(Excerpts from an interface dataset)
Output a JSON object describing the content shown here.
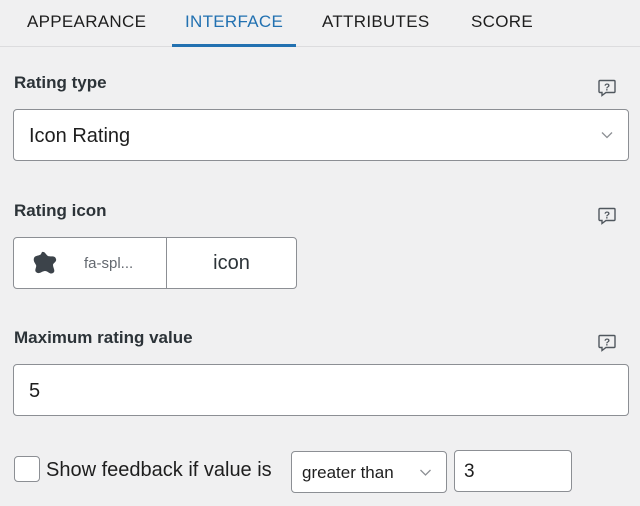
{
  "tabs": [
    {
      "label": "APPEARANCE",
      "active": false
    },
    {
      "label": "INTERFACE",
      "active": true
    },
    {
      "label": "ATTRIBUTES",
      "active": false
    },
    {
      "label": "SCORE",
      "active": false
    }
  ],
  "rating_type": {
    "label": "Rating type",
    "value": "Icon Rating"
  },
  "rating_icon": {
    "label": "Rating icon",
    "icon_name": "fa-spl...",
    "button_label": "icon"
  },
  "max_rating": {
    "label": "Maximum rating value",
    "value": "5"
  },
  "feedback": {
    "checked": false,
    "label": "Show feedback if value is",
    "comparison": "greater than",
    "threshold": "3"
  },
  "colors": {
    "accent": "#2271b1",
    "background": "#f0f0f1",
    "border": "#8c8f94"
  }
}
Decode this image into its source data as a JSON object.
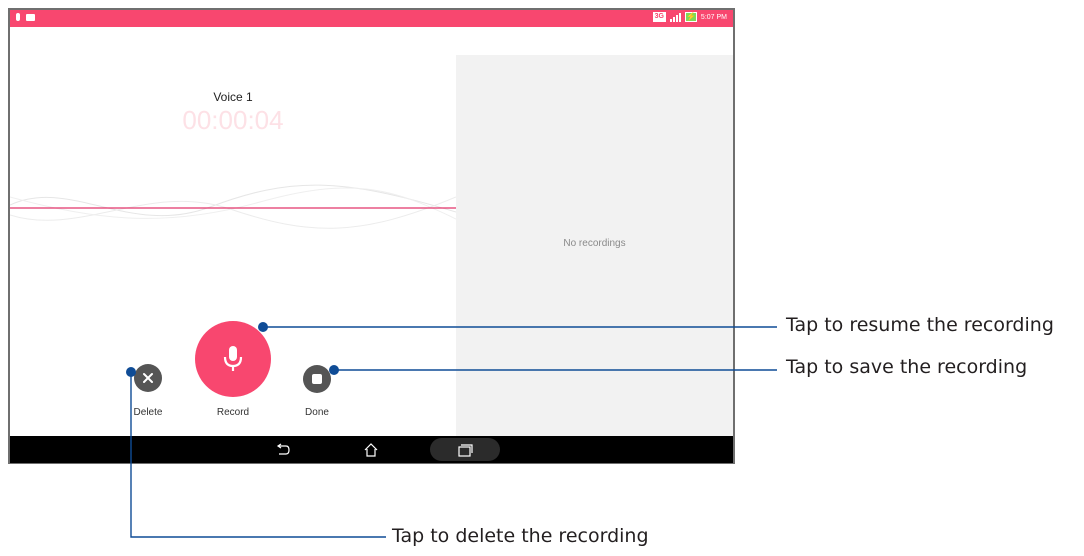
{
  "status_bar": {
    "network": "3G",
    "battery": "⚡",
    "time": "5:07 PM"
  },
  "recorder": {
    "title": "Voice 1",
    "timer": "00:00:04"
  },
  "controls": {
    "delete_label": "Delete",
    "record_label": "Record",
    "done_label": "Done"
  },
  "recordings_list": {
    "empty_text": "No recordings"
  },
  "callouts": {
    "resume": "Tap to resume the recording",
    "save": "Tap to save the recording",
    "delete": "Tap to delete the recording"
  },
  "colors": {
    "accent": "#f8476f",
    "callout_line": "#0f4c96",
    "control_dark": "#555555"
  }
}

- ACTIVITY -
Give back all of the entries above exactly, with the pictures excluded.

- ANSWER BOX -
Output a JSON object describing the content shown here.
{
  "tabs": [
    {
      "label": "APPEARANCE",
      "active": false
    },
    {
      "label": "INTERFACE",
      "active": true
    },
    {
      "label": "ATTRIBUTES",
      "active": false
    },
    {
      "label": "SCORE",
      "active": false
    }
  ],
  "rating_type": {
    "label": "Rating type",
    "value": "Icon Rating"
  },
  "rating_icon": {
    "label": "Rating icon",
    "icon_name": "fa-spl...",
    "button_label": "icon"
  },
  "max_rating": {
    "label": "Maximum rating value",
    "value": "5"
  },
  "feedback": {
    "checked": false,
    "label": "Show feedback if value is",
    "comparison": "greater than",
    "threshold": "3"
  },
  "colors": {
    "accent": "#2271b1",
    "background": "#f0f0f1",
    "border": "#8c8f94"
  }
}
Decode this image into its source data as a JSON object.
{
  "status_bar": {
    "network": "3G",
    "battery": "⚡",
    "time": "5:07 PM"
  },
  "recorder": {
    "title": "Voice 1",
    "timer": "00:00:04"
  },
  "controls": {
    "delete_label": "Delete",
    "record_label": "Record",
    "done_label": "Done"
  },
  "recordings_list": {
    "empty_text": "No recordings"
  },
  "callouts": {
    "resume": "Tap to resume the recording",
    "save": "Tap to save the recording",
    "delete": "Tap to delete the recording"
  },
  "colors": {
    "accent": "#f8476f",
    "callout_line": "#0f4c96",
    "control_dark": "#555555"
  }
}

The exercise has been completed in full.